(Data supplied):
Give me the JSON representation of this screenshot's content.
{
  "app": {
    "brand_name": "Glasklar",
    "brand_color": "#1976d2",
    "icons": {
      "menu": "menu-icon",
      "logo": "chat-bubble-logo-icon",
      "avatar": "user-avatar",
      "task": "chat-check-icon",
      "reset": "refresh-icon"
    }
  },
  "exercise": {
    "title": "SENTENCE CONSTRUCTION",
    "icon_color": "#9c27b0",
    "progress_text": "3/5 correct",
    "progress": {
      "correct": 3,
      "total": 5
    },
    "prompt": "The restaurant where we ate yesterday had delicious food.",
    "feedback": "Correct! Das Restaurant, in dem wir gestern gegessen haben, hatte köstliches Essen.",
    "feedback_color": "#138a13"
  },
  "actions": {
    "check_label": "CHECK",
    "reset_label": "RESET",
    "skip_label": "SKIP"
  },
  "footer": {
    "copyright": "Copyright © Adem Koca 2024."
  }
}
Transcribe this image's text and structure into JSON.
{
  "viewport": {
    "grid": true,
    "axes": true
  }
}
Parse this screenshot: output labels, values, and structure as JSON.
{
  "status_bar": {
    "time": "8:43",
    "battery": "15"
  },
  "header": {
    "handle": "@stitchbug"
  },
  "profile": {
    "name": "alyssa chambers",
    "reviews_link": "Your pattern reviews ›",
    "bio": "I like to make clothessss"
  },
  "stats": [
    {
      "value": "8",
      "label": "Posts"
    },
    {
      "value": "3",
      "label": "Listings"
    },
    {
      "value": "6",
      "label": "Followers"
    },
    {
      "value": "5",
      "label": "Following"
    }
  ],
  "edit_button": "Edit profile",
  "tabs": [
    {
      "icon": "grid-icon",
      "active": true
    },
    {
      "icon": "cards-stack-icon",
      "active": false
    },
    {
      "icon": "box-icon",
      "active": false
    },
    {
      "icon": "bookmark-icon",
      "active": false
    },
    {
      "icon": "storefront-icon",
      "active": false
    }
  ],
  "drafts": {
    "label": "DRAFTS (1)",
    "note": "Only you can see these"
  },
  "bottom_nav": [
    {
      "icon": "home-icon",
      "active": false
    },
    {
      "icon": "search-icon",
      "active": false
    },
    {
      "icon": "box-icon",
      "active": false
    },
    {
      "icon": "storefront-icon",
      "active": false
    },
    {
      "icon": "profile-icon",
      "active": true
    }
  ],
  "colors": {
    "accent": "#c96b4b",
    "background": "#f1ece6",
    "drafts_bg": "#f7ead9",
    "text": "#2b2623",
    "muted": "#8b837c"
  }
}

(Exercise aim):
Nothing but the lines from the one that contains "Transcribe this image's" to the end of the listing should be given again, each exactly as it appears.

(Result):
Transcribe this image's text and structure into JSON.
{
  "viewport": {
    "grid": true,
    "axes": true
  }
}
Parse this screenshot: output labels, values, and structure as JSON.
{
  "status_bar": {
    "time": "8:43",
    "battery": "15"
  },
  "header": {
    "handle": "@stitchbug"
  },
  "profile": {
    "name": "alyssa chambers",
    "reviews_link": "Your pattern reviews ›",
    "bio": "I like to make clothessss"
  },
  "stats": [
    {
      "value": "8",
      "label": "Posts"
    },
    {
      "value": "3",
      "label": "Listings"
    },
    {
      "value": "6",
      "label": "Followers"
    },
    {
      "value": "5",
      "label": "Following"
    }
  ],
  "edit_button": "Edit profile",
  "tabs": [
    {
      "icon": "grid-icon",
      "active": true
    },
    {
      "icon": "cards-stack-icon",
      "active": false
    },
    {
      "icon": "box-icon",
      "active": false
    },
    {
      "icon": "bookmark-icon",
      "active": false
    },
    {
      "icon": "storefront-icon",
      "active": false
    }
  ],
  "drafts": {
    "label": "DRAFTS (1)",
    "note": "Only you can see these"
  },
  "bottom_nav": [
    {
      "icon": "home-icon",
      "active": false
    },
    {
      "icon": "search-icon",
      "active": false
    },
    {
      "icon": "box-icon",
      "active": false
    },
    {
      "icon": "storefront-icon",
      "active": false
    },
    {
      "icon": "profile-icon",
      "active": true
    }
  ],
  "colors": {
    "accent": "#c96b4b",
    "background": "#f1ece6",
    "drafts_bg": "#f7ead9",
    "text": "#2b2623",
    "muted": "#8b837c"
  }
}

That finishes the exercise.